Results are now official … unless they aren’t.
After an initial vote count, a machine recount, a random-district recount and finally a comprehensive recount of all votes cast, the Buncombe County Board of Elections has officially done with the business of tallying the results of the November County Commission election and the matter is closed.
Except it isn’t.
Before the final tally can be certified, the State Board of Elections must rule on a formal protest lodged by Republican District 2 candidate Christina Kelley G. Merrill, challenging the manner in which the BOE dealt with provisional votes cast by students at Warren Wilson College. If the state BOE upholds the apparent victory of Merrill’s opponent, Ellen Frost, Democrats will retain their majority on Commission. If Merrill should succeed in reversing that result, Republicans would have a majority.
The BOE’s verdict could also have ramifications for determining how the State determines voter eligibility with regard to residence, and could conceivably lead to examination of similar criteria in other states as well.
Four candidates vied for the two open seats on County Commission. Initial returns showed Republican Mike Fryar in first place with 19,904 votes, but only 203 votes separated him from last-place finisher, incumbent Democrat Carol Peterson. In the middle, on election night, Republican Christina Kelley G. Merrill’s total stood at 19,806, showing that she had apparently edged out Democrat Ellen Frost by 87 votes. Subsequently, a number of provisional and absentee ballots that had previously been segregated, including 176 provisional votes cast by students at Warren Wilson College, were introduced into the mix, resulting in Merrill and Frost changing places, with Frost now the apparent victor by 13 votes.
In a race that close, state election law mandates an automatic canvass – a second counting of the ballots.

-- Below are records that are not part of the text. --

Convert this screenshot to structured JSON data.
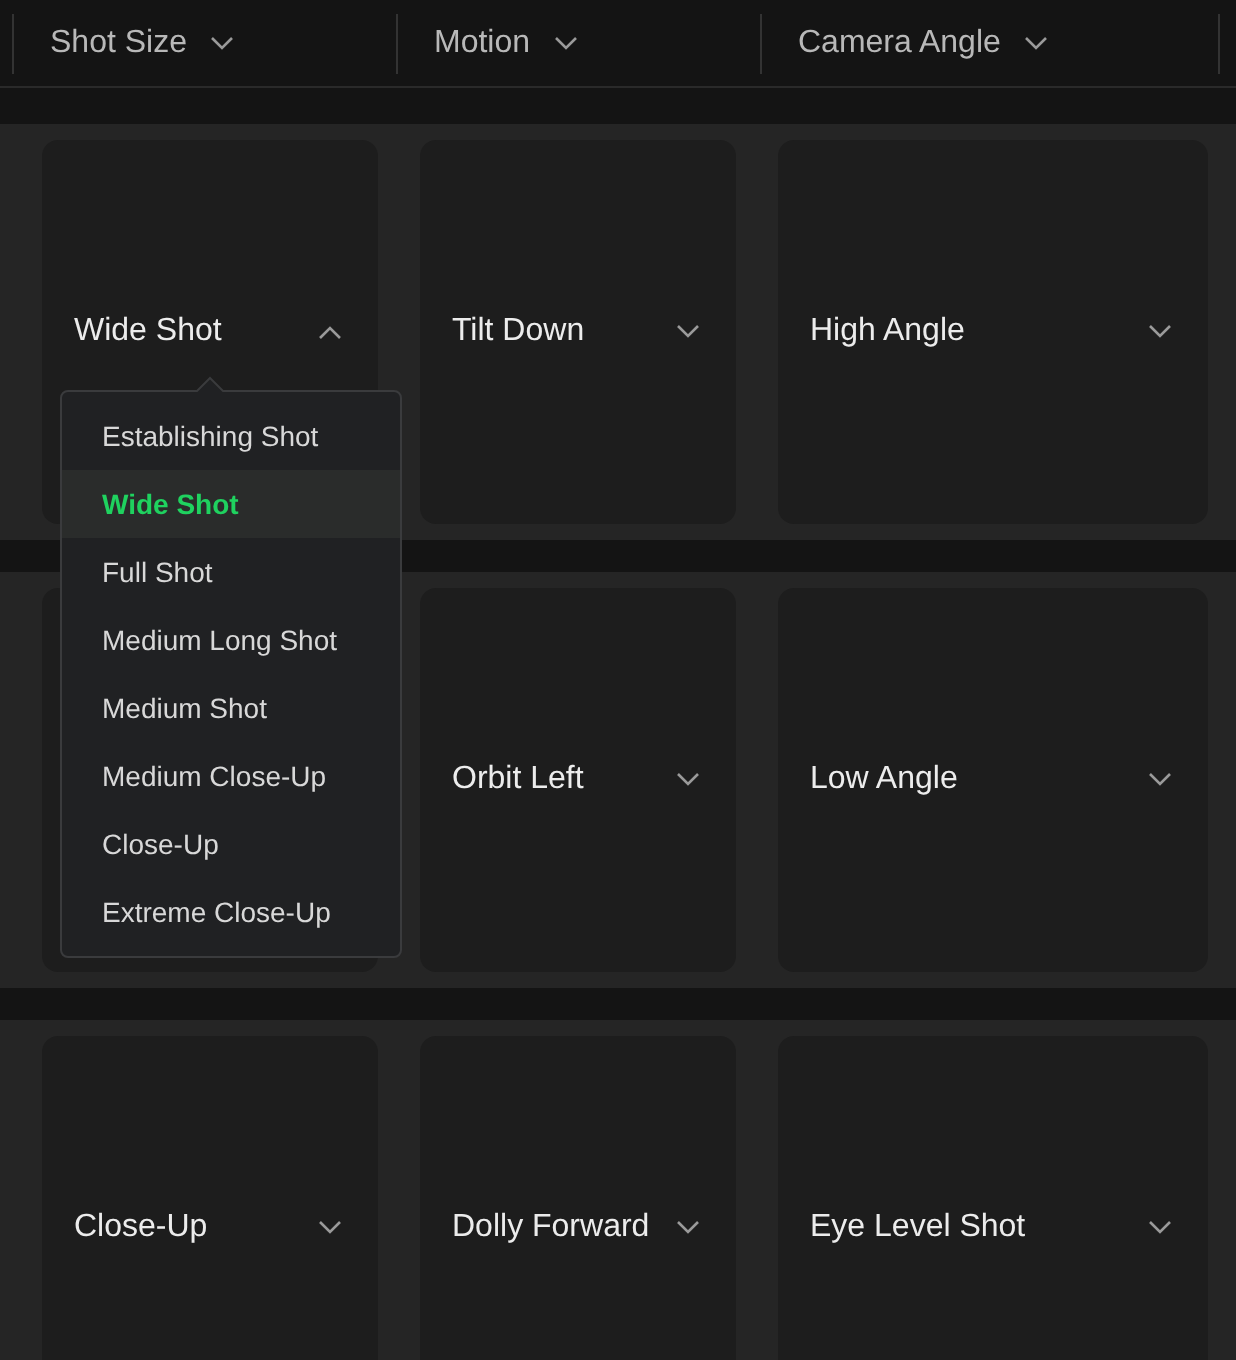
{
  "header": {
    "filters": [
      {
        "label": "Shot Size"
      },
      {
        "label": "Motion"
      },
      {
        "label": "Camera Angle"
      }
    ]
  },
  "rows": [
    {
      "cells": [
        {
          "label": "Wide Shot",
          "expanded": true,
          "menu": [
            {
              "label": "Establishing Shot",
              "selected": false
            },
            {
              "label": "Wide Shot",
              "selected": true
            },
            {
              "label": "Full Shot",
              "selected": false
            },
            {
              "label": "Medium Long Shot",
              "selected": false
            },
            {
              "label": "Medium Shot",
              "selected": false
            },
            {
              "label": "Medium Close-Up",
              "selected": false
            },
            {
              "label": "Close-Up",
              "selected": false
            },
            {
              "label": "Extreme Close-Up",
              "selected": false
            }
          ]
        },
        {
          "label": "Tilt Down",
          "expanded": false
        },
        {
          "label": "High Angle",
          "expanded": false
        }
      ]
    },
    {
      "cells": [
        {},
        {
          "label": "Orbit Left",
          "expanded": false
        },
        {
          "label": "Low Angle",
          "expanded": false
        }
      ]
    },
    {
      "cells": [
        {
          "label": "Close-Up",
          "expanded": false
        },
        {
          "label": "Dolly Forward",
          "expanded": false
        },
        {
          "label": "Eye Level Shot",
          "expanded": false
        }
      ]
    }
  ]
}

And from that point, things began to get interesting – and complicated.
At the canvass meeting on Nov. 16, atty. Robert Peaslee filed a formal protest on Merrill’s behalf, asking that the canvass be set aside while the BOE reexamined the validity of the Warren Wilson votes in particular. Objection to the Warren Wilson votes centered on two points: first, whether the student voters in question should properly be considered residents of District 2, where some college dormitories are located, or District 1, where the college post office and administrative offices are located. (The district dividing line runs along Warren Wilson Road, bisecting the campus.); and, secondly, whether some out-of-town students might be registered in their home districts and therefore should properly have voted by absentee ballot there instead of locally.
Ultimately the BOE rejected Merrill’s protest along party lines – two Democrats voting to deny and one Republican voting to allow. The majority applied the concept that voters reside “where they lay their heads,” and also cited a precept that allows student voters to consider themselves full-fledged residents if they have a “mental intent” of continuing to reside in their district in the future, even after graduation. The canvass thus went forward and the results upheld all 176 of the Warren Wilson votes as “good”, including 44 votes that the BOE itself had previously set aside for possible further examination because they appeared to be improperly completed or, in some cases, were not signed. The totals now showed that the gap between Frost and Merrill had widened from 13 to 17 votes.
Then Merrill asserted her right to a further recount. This time the BOE examined two voting districts chosen at random –Avery’s Creek and Black Mountain – to see whether any further discrepancies emerged. They did. Fryar’s and Peterson’s totals had changed by a few votes each, though not enough to affect their outcomes, while the Frost-Merrill vote difference was now exactly where it had been in the first place: 13. The anomalies were enough to trigger a full-scale, county-wide, hand-eye recount of all Commission votes cast. BOE recount teams began working on Thursday, December 6, and finished late the next day. When the dust settled, Frost’s lead over Merrill had extended from 13 to 18 votes.
This Thursday (Dec. 13) as the Tribune goes to press, Merrill will appeal her case to the State Board of Elections, the fulcrum of her protest being the validity of the Warren Wilson votes. The state Board, which is appointed by the governor and is also presently composed of two Democrats and one Republican, has said that results of the county-wide recount cannot be certified until after it has decided Merrill’s case.
Meanwhile the other new Council members have been seated. Frost, who had remained silent except to say, early on, that Merrill had a right to request a recount, recently stated that her opponent is attempting to disenfranchise the Warren Wilson voters. Her attorney, Robert Deutsch, has been quoted as saying, “How is it unfair that people actually voted where they lived, as is required?” Deutsch is a past member of the Warren Wilson Board of Trustees.
“I have two college age sons,” Merrill told the Tribune. “I would be the last person to try to keep college students from voting. That’s not what this is about. It’s about voting and counting votes in accordance with rules. We’ve spent a ton of time and taxpayers’ money on this matter, and we need to follow through and make sure it gets the fair and thorough hearing it deserves,” she said